Drought stress on roses
Drought stress fits in with the idea of watering your rose tree incorrectly. This happens when you let the soil around the rose dry out, then give it lots of water, then let it dry out again, and so on.
The stress on the rose bush causes quite a few things to happen to it as it tries to conserve water in drought times. These include the leaves yellowing and maybe falling off and the roses wilting and drooping.
What to do
Keep the soil around the rose moist during periods of drought but try to be consistent in not letting the soil dry out. Avoid water-logging the soil when you water the plant. It may be worth rigging up an automatic watering system with drippers during a draught to keep your plants watered. By using drippers you will not waste water by controlling how much water they get and directly where it’s needed.
Being too hot can cause roses to droop, especially when coupled with a lack of water. The heat can be because of too much direct sunlight. But it can also be radiant heat that comes from something of a dark colour in the plant’s surroundings, perhaps some dark rocks such as mulch or the side of a garden shed.
What to do
If the rose is in a container, move it to a more shaded position, if only for the midday hours. If planted in your garden, rig up a temporary shade to protect it from the sun. Alternatively, replace the dark colour elements in the rose’s surroundings, if possible, with something of a lighter colour. Or, rig up a light-coloured screen to place between the rose and the dark item. Excessive heat is usually temporary and roses usually recover once the heat wave ends.
If you’ve recently planted a rose bush and the roses are drooping, don’t worry. It’s probably transplant shock. This occurs when a rose tree moves to a different environment – different soil; different amounts of sunlight and heat; different humidity in the air; etc.
The plant puts all its energy into strengthening its root system so it can support the whole rose tree by sending around water and nutrients. If you buy roses in spring and most of the soil falls away from the roots when planted, this can also cause the rose to droop, they usually recover quickly, but it’s common with newly planted roses that were only themselves potted into new pots in spring from bare root roses.
What to do
Nothing, this is natural. Wait until the rose tree recovers from the transplant shock. In the meantime, make sure you’re giving it the best care and attention, as detailed in my article How to grow and care for roses.
Botrytis blight is a fungal disease that flourishes in cool, wet weather. It moves into the flowers of the rose, especially the buds, that turn brown and become dry and crisp. They droop and often fall off the plant.
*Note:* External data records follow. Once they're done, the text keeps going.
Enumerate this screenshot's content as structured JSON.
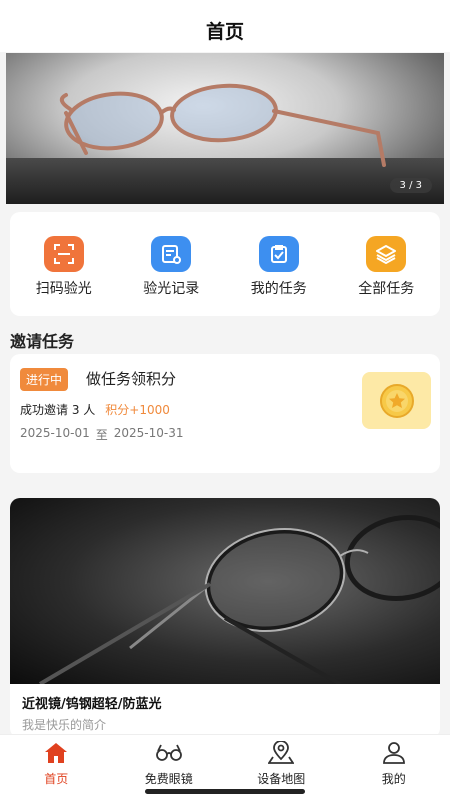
{
  "header": {
    "title": "首页"
  },
  "banner": {
    "indicator": "3 / 3"
  },
  "quick_actions": [
    {
      "label": "扫码验光",
      "icon": "scan-icon",
      "color": "#f0743b"
    },
    {
      "label": "验光记录",
      "icon": "record-icon",
      "color": "#3d8ff0"
    },
    {
      "label": "我的任务",
      "icon": "task-check-icon",
      "color": "#3d8ff0"
    },
    {
      "label": "全部任务",
      "icon": "stack-icon",
      "color": "#f5a623"
    }
  ],
  "section": {
    "invite_title": "邀请任务"
  },
  "task": {
    "status": "进行中",
    "title": "做任务领积分",
    "invite_text": "成功邀请 3 人",
    "points": "积分+1000",
    "start_date": "2025-10-01",
    "date_sep": "至",
    "end_date": "2025-10-31",
    "icon": "coin-icon"
  },
  "product": {
    "title": "近视镜/钨钢超轻/防蓝光",
    "description": "我是快乐的简介"
  },
  "tabbar": {
    "items": [
      {
        "label": "首页",
        "icon": "home-icon",
        "active": true
      },
      {
        "label": "免费眼镜",
        "icon": "glasses-icon",
        "active": false
      },
      {
        "label": "设备地图",
        "icon": "map-pin-icon",
        "active": false
      },
      {
        "label": "我的",
        "icon": "user-icon",
        "active": false
      }
    ],
    "active_color": "#e0411f"
  }
}
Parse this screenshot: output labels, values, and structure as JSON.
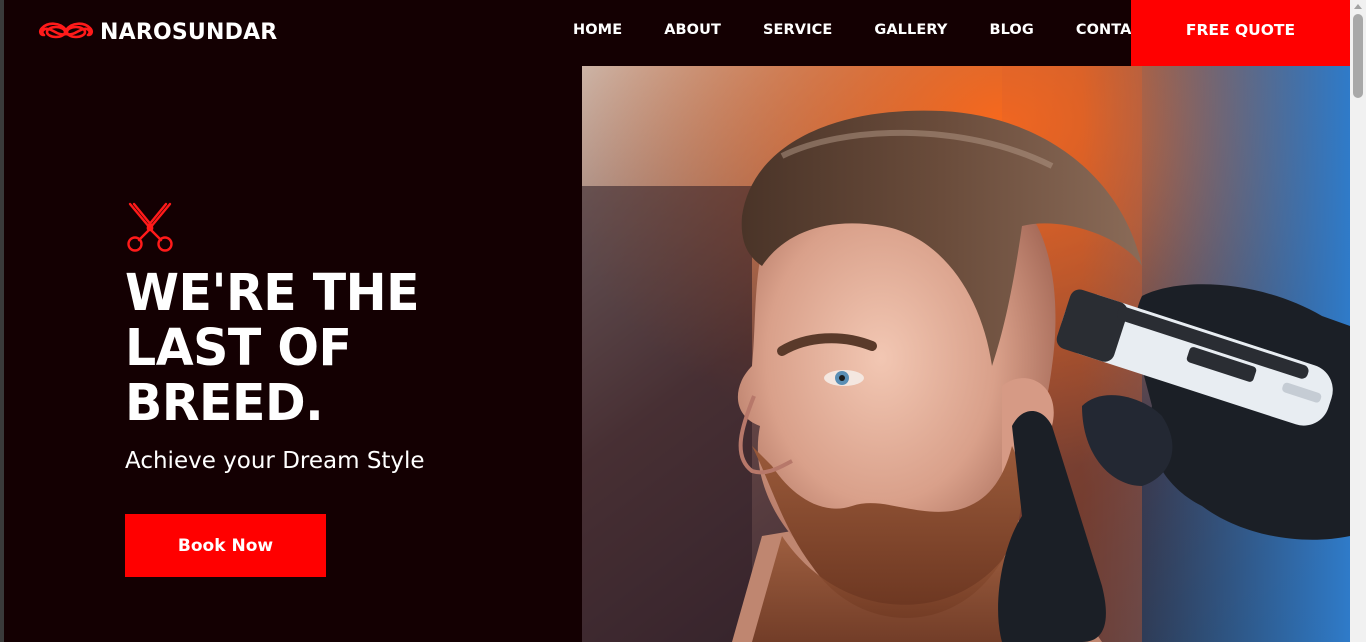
{
  "brand": {
    "name": "NAROSUNDAR",
    "logo_icon": "mustache-icon",
    "accent_color": "#ff0000",
    "background_color": "#140002"
  },
  "nav": {
    "items": [
      {
        "label": "HOME"
      },
      {
        "label": "ABOUT"
      },
      {
        "label": "SERVICE"
      },
      {
        "label": "GALLERY"
      },
      {
        "label": "BLOG"
      },
      {
        "label": "CONTACT"
      }
    ],
    "cta_label": "FREE QUOTE"
  },
  "hero": {
    "icon": "scissors-icon",
    "title_lines": [
      "WE'RE THE",
      "LAST OF",
      "BREED."
    ],
    "subtitle": "Achieve your Dream Style",
    "button_label": "Book Now",
    "image_subject": "barber-haircut-photo"
  }
}
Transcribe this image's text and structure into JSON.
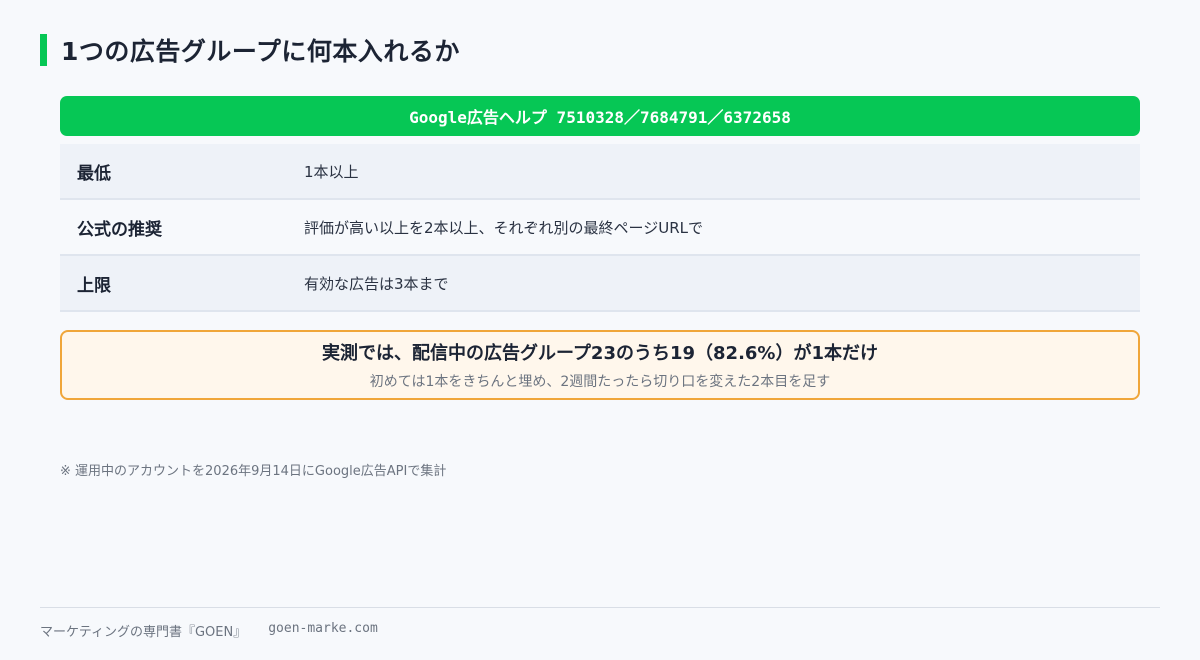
{
  "header": {
    "title": "1つの広告グループに何本入れるか"
  },
  "source_banner": {
    "text": "Google広告ヘルプ 7510328／7684791／6372658"
  },
  "table": {
    "rows": [
      {
        "label": "最低",
        "value": "1本以上"
      },
      {
        "label": "公式の推奨",
        "value": "評価が高い以上を2本以上、それぞれ別の最終ページURLで"
      },
      {
        "label": "上限",
        "value": "有効な広告は3本まで"
      }
    ]
  },
  "callout": {
    "main": "実測では、配信中の広告グループ23のうち19（82.6%）が1本だけ",
    "sub": "初めては1本をきちんと埋め、2週間たったら切り口を変えた2本目を足す"
  },
  "note": {
    "text": "※ 運用中のアカウントを2026年9月14日にGoogle広告APIで集計"
  },
  "footer": {
    "brand": "マーケティングの専門書『GOEN』",
    "url": "goen-marke.com"
  },
  "colors": {
    "accent": "#06c755",
    "callout_border": "#f0a63a",
    "callout_bg": "#fff7ec"
  }
}
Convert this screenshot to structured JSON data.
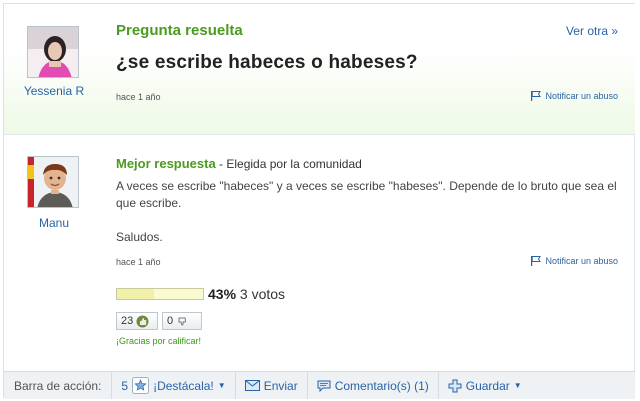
{
  "question": {
    "status_title": "Pregunta resuelta",
    "next_link": "Ver otra »",
    "text": "¿se escribe habeces o habeses?",
    "time": "hace 1 año",
    "report": "Notificar un abuso",
    "asker": "Yessenia R"
  },
  "answer": {
    "best_label": "Mejor respuesta",
    "chosen_by": " - Elegida por la comunidad",
    "body": "A veces se escribe \"habeces\" y a veces se escribe \"habeses\". Depende de lo bruto que sea el que escribe.",
    "signoff": "Saludos.",
    "time": "hace 1 año",
    "report": "Notificar un abuso",
    "answerer": "Manu",
    "rating_percent": 43,
    "rating_percent_label": "43%",
    "votes_label": "3 votos",
    "thumbs_up": "23",
    "thumbs_down": "0",
    "thanks": "¡Gracias por calificar!"
  },
  "actionbar": {
    "label": "Barra de acción:",
    "star_count": "5",
    "highlight": "¡Destácala!",
    "send": "Enviar",
    "comments": "Comentario(s) (1)",
    "save": "Guardar"
  },
  "colors": {
    "green": "#4a9b1f",
    "link": "#2a63a6"
  }
}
What to do
I cover the botrytis blight disease and what to do about it in Grey Mould Control: Identifying and treating Botrytis Blight guide. Head over to this guide for all the information on this disease.